Do Jumbo Mortgages Have Higher Interest Rates?
As a rule, a jumbo mortgage will, in fact, have a higher interest rate than would a conforming loan. This is largely because of the sheer amount of risk a lender is exposed to by issuing the loan. If the borrower defaults for some reason, the bank may be left with a home that’s difficult to sell, which tends to drive up the cost. The spread, or difference between conforming and non-conforming loans, can vary depending on any number of factors, from Wall Street jitters to overall concern about the housing market, but the range historically is between .25% and 1.5%.
What Is the Debt-to-Income Ratio on a Jumbo Loan?
Generally, a jumbo loan will have a higher debt- to-income ratio, that is, what percentage of your monthly income will go toward paying debt, generally expressed as a front end for housing and a back end for all other debt. For example, if you spent 10% of your income on housing and 23% of your income total on paying off all debt, your debt-to-income ratio would be expressed as 10/23.
For conforming loans, a ratio of 28/43 to 33/45 is generally acceptable. For jumbo loans, however, the ratio may be much tighter because of the risk involved. Essentially, the less of your overall income that goes to debt, the more likely you are to be approved for the loan.
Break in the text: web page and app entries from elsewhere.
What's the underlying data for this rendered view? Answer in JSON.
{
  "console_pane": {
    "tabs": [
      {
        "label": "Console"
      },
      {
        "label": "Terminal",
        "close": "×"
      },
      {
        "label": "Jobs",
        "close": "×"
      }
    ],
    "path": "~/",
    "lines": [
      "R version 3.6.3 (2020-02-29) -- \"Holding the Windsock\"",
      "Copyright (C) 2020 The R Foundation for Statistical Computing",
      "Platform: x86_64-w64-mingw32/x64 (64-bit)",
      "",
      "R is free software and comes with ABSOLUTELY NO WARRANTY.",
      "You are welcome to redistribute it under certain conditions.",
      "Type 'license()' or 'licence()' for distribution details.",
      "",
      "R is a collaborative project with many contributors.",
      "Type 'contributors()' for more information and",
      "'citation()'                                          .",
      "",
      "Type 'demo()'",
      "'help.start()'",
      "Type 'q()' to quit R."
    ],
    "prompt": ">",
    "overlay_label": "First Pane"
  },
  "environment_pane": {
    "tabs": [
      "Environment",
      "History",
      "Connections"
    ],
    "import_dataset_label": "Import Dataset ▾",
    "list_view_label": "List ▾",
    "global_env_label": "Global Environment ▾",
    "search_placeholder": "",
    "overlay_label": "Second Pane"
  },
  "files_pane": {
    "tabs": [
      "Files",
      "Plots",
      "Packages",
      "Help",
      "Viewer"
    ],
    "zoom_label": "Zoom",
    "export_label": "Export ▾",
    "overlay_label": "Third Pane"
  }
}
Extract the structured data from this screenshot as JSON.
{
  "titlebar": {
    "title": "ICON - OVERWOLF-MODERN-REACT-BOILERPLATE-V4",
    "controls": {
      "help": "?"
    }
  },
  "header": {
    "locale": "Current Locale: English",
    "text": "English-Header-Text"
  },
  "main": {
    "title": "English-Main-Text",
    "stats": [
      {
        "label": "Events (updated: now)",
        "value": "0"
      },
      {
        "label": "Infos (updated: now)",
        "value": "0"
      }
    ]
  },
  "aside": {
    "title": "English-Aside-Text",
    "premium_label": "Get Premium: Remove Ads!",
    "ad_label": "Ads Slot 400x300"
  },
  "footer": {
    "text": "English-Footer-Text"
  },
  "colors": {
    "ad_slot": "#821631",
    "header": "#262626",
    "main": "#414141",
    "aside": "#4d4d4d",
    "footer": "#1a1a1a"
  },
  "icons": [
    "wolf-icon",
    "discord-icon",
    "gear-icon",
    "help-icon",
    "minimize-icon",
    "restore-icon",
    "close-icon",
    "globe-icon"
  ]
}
Will I Need a Higher Down Payment?
In all cases, a jumbo loan will require a higher down payment. Expect to pay at least 15% of the loan as a down payment for homes valued up to $1 million, and 20% for homes valued above that. In addition, you’ll need to demonstrate you have six months of payments in your account at the time of closing.
What Credit Score Will I Need for a Jumbo Mortgage?
You need a score of 700 or higher. Exceptions may be made in unique cases, but don’t rely on this happening.
In short, a jumbo loan is necessary but requires a substantial financial investment beyond the typical loan. Before inquiring, make a point to save the cash reserves you’ll need and work out the full cost; this will ensure you have a better experience buying, or building, your home.